Far away beneath the stars her warrior's sleeping
While Red Wing's weeping her heart away."
The cattle slowed their progress. Log evenings were spent around the campfires and sometimes they were dark with smoke if, perchance, it happened that the only fuel was buffalo chips. But no matter! They were entertained or entertained themselves. Rachel and her young ones seemed far away during the day but after the blankets were spread under the wagon and his family was sound asleep, Louis' thoughts turned to his wife and littlest one of all. He would be glad to see them again. He knew very well the competence of Rachel but till he had feared for her as she rowed the boat around a bend in the river and out of his sight, just a tiny spot in a wide long ribbon of blue. What if the boat upset? There could be bears in the dense tree growth along the river. But there was nothing he could do now but push on toward the elbow in the river. He would find her there.
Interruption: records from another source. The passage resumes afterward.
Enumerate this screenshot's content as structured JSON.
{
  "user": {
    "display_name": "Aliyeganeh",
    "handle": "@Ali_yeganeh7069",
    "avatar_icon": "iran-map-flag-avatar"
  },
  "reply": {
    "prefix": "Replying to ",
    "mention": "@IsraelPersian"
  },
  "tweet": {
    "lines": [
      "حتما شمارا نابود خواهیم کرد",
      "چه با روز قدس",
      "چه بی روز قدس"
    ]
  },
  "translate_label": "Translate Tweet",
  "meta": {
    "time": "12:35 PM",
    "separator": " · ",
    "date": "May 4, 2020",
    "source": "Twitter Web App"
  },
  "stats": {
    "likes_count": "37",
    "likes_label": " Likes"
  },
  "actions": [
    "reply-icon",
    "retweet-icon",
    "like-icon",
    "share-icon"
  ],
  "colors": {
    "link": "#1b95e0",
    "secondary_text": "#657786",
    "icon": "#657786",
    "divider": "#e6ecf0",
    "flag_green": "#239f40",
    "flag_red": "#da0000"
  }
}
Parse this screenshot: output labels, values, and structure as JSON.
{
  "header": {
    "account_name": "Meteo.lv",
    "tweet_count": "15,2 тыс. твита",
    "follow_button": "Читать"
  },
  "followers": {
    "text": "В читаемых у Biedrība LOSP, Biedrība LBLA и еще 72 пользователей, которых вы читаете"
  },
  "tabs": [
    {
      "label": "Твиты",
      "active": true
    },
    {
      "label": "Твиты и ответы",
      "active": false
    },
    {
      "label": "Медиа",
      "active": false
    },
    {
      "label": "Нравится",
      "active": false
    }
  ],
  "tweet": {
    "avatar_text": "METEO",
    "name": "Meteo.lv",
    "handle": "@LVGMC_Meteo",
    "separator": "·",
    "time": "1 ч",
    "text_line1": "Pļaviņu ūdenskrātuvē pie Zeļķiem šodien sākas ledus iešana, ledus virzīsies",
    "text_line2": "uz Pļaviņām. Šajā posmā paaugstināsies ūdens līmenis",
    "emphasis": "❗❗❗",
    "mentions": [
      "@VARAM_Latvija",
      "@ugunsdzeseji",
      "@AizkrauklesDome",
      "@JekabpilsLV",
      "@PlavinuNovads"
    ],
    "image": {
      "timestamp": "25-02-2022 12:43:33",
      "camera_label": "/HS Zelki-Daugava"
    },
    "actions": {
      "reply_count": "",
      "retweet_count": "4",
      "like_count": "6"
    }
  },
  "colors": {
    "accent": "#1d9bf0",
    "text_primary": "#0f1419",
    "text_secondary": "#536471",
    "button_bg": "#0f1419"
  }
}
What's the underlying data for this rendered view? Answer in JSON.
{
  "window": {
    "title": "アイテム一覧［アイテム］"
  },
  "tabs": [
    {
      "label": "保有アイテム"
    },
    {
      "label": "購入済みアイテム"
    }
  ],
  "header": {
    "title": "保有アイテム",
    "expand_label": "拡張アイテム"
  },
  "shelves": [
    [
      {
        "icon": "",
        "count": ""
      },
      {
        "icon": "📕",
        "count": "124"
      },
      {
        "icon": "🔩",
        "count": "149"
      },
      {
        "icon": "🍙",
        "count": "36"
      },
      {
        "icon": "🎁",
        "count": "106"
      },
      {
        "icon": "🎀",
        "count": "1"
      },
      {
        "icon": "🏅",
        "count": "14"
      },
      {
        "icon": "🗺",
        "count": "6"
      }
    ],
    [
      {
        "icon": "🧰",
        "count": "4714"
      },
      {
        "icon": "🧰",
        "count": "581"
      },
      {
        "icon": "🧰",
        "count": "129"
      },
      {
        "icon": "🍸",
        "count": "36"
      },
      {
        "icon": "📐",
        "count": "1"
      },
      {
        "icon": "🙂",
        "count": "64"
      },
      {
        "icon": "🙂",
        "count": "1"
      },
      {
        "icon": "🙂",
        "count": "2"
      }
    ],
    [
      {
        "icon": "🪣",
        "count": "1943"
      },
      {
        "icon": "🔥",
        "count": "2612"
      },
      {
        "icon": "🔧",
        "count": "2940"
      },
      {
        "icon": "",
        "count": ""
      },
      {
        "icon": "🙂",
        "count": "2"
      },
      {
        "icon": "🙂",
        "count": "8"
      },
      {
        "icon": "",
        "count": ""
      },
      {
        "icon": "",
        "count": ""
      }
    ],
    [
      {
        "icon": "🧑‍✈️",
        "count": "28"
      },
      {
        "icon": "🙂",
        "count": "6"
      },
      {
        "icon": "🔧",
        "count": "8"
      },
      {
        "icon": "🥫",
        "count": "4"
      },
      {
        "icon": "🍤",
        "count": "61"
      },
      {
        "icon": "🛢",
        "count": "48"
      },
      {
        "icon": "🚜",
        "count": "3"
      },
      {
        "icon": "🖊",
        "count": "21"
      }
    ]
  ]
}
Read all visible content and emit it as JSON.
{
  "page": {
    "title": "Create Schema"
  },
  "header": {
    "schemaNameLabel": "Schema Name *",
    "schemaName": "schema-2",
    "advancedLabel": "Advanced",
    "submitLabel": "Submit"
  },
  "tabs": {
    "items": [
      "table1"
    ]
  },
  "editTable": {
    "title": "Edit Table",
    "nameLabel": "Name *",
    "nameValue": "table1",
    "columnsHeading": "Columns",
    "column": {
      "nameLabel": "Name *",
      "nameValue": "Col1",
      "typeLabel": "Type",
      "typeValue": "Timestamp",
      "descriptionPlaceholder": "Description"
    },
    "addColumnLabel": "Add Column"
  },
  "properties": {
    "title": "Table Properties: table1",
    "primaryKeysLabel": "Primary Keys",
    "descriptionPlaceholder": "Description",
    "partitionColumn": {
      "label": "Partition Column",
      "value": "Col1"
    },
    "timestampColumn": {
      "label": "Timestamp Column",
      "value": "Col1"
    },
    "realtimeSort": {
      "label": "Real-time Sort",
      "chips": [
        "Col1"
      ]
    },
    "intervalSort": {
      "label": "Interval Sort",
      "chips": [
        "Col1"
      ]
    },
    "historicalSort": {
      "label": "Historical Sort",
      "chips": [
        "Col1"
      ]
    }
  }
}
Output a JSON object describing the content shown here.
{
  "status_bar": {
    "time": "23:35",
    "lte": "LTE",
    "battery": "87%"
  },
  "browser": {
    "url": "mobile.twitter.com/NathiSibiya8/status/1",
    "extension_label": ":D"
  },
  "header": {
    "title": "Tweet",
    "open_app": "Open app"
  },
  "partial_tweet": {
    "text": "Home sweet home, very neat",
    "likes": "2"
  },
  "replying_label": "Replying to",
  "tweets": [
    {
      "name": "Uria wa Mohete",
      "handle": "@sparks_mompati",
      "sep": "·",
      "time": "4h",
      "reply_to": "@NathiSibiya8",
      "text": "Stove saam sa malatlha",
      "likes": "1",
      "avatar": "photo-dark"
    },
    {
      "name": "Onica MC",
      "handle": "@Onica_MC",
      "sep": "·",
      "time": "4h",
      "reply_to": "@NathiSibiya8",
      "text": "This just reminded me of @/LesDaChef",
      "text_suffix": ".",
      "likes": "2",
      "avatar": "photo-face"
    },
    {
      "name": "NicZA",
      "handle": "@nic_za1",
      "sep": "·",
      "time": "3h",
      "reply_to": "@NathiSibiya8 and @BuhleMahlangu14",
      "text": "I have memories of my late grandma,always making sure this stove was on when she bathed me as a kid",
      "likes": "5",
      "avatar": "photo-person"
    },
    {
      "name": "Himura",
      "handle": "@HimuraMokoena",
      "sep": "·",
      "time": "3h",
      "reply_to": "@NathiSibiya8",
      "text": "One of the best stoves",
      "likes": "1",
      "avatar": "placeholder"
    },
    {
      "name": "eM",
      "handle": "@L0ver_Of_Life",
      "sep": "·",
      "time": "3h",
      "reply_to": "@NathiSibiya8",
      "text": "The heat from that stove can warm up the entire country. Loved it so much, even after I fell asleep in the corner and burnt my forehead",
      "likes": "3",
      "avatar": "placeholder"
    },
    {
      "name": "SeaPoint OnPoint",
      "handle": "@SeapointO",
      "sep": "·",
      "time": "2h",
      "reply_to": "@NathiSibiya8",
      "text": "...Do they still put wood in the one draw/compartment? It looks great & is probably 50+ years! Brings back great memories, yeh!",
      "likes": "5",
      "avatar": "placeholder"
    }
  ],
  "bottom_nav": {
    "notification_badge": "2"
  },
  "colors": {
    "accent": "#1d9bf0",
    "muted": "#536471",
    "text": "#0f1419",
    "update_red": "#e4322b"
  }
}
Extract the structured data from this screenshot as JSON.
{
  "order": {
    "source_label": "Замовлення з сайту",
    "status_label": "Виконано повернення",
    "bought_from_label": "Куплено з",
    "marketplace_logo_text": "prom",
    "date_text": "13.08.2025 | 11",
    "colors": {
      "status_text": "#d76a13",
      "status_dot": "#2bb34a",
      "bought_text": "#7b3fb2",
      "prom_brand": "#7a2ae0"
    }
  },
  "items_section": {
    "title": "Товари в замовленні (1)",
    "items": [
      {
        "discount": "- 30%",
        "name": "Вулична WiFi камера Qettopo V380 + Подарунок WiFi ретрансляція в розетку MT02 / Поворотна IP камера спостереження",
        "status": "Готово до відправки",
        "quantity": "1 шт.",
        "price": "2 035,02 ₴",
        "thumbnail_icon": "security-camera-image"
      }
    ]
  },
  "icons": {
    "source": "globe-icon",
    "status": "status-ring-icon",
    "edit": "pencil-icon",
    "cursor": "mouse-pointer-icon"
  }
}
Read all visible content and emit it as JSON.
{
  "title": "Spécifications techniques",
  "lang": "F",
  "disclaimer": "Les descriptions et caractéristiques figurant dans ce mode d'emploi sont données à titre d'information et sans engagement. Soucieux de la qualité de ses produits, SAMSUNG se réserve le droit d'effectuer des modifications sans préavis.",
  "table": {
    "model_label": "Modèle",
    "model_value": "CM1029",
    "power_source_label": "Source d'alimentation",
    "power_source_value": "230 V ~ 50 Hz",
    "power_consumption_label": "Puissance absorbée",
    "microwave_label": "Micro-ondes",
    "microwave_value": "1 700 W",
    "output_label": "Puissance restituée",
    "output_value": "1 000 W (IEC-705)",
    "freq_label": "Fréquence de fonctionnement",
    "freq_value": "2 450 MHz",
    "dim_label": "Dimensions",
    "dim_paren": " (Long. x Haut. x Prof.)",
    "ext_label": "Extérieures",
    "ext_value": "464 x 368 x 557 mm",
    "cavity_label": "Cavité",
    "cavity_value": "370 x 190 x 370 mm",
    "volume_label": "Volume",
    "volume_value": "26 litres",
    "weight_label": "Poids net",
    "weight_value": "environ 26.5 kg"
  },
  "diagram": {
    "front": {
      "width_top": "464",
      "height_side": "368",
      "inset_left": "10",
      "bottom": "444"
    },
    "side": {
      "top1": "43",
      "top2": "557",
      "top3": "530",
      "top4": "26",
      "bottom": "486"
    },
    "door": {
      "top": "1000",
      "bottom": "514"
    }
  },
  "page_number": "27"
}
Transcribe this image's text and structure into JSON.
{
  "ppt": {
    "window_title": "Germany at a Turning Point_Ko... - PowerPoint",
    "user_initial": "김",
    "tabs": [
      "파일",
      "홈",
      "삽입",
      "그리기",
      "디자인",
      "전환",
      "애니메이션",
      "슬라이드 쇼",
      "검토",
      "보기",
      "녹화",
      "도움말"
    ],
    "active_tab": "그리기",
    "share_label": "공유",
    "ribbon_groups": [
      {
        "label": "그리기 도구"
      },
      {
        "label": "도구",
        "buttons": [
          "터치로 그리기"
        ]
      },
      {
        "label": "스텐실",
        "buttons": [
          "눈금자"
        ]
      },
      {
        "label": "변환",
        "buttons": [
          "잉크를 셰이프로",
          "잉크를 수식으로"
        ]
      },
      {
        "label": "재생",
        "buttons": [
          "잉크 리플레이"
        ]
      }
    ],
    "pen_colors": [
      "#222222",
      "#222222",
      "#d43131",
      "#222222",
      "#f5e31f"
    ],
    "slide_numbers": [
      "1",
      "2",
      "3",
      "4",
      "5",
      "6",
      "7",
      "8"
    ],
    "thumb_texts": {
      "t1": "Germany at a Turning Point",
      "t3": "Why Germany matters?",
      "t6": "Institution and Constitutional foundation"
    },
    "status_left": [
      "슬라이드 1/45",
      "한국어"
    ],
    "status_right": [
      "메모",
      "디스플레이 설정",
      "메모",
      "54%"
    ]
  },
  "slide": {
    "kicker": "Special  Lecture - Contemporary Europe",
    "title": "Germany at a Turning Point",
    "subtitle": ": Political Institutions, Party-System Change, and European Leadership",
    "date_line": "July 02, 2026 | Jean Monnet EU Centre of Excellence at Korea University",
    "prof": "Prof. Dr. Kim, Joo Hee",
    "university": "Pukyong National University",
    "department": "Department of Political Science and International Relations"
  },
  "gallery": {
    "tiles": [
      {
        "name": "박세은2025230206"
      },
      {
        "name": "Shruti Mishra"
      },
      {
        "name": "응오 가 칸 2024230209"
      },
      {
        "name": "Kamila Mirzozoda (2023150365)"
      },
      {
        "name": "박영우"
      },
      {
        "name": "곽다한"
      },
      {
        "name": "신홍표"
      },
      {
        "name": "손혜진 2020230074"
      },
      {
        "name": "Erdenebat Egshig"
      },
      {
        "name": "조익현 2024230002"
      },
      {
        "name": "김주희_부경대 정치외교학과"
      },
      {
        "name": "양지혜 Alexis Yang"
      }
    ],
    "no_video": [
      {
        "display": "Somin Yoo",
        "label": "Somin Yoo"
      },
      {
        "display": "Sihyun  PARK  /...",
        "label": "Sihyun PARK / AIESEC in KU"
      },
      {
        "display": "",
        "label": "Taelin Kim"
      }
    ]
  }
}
But occasionally the soft night noises would be abruptly broken by the spine-chilling ail of a coyote and, although the man knew there was nothing to fear from them, the sound sent shivers running up and down his spine. Eventually sleep came and all too soon it was time to be up and on the move.
Evenings were a joy but in the morning Nellie had her hands full getting the family fed and things packed into the wagon again for the day ahead. Leslie helped with the horses an when it was time to move, he whooped and swung his rope to get the full-fed bovines going. Only the meadowlarks seemed happy now, and maybe only Leslie heard them sing. He listened and his heard was gladdened. Much later he was to say, "We woke to their cheerful tune and we went to sleep with it. It seemed to me they sang to us every mile of the way."
On the fifth day after leaving the Saskatchewan Landing they arrived at the designated place along the river. Rachel was waiting by the spring of clear water that ran out of the side of the hill. She had been at ease, disturbed only that her little supply of milk had run out on the third day. She had fed the piglet of her own breast milk but by now both the baby and the pig were crying from hunger.
"I should have let him drown when he tried to instead of fishing him out," Rachel was to say years later when she was in a story telling mood. Then she would tell how the little pig jumped out of the boat just after she had turned that first bend in the river. "he came up three times," she said. "The third time I managed to get hold of him and flip him into the boat. Then I tied two legs together so he couldn't do it again. Twice while I was trying to fish him out of the water I nearly upset the boat." As she talked she clamped her teeth down on her tongue in the habit she had when she was deeply moved. The stern look on her face belied the tenderness she felt for all young and helpless things.
"By damn!" thought Rachel's husband when he heard the story. "De pig, she not worth it. Good t'ing I not know what happen roun' dat bend. I not sleep at all dat night.
Thus, in the crook of the South Saskatchewan River almost opposite to where the village of Elbowlater stood, the Giauque Ranch started. For nearly a decade it prospered. The small herd of cattle grew to be a large one. The family, increased by two, grew likewise and as each day dawned, the log house echoed with its laughter.
Grandpa on a bronc (Leslie Giauque)
Grandpa (Leslie) married and he and grandma acquired a lease for what is now the Diamond Dot Ranch (now owned by my brother) exactly 100 years ago in 1917, Canada's 50th anniversary. There is a coulee on that ranch that we always called "Grandma's Coulee" because Rachel lived there for a few years. I would have liked to be on the ranch this day and visit that coulee but the trip is postponed until later this month. I have not been back for 15 years. I so look forward to riding those hills again.
Happy Canada Day everyone!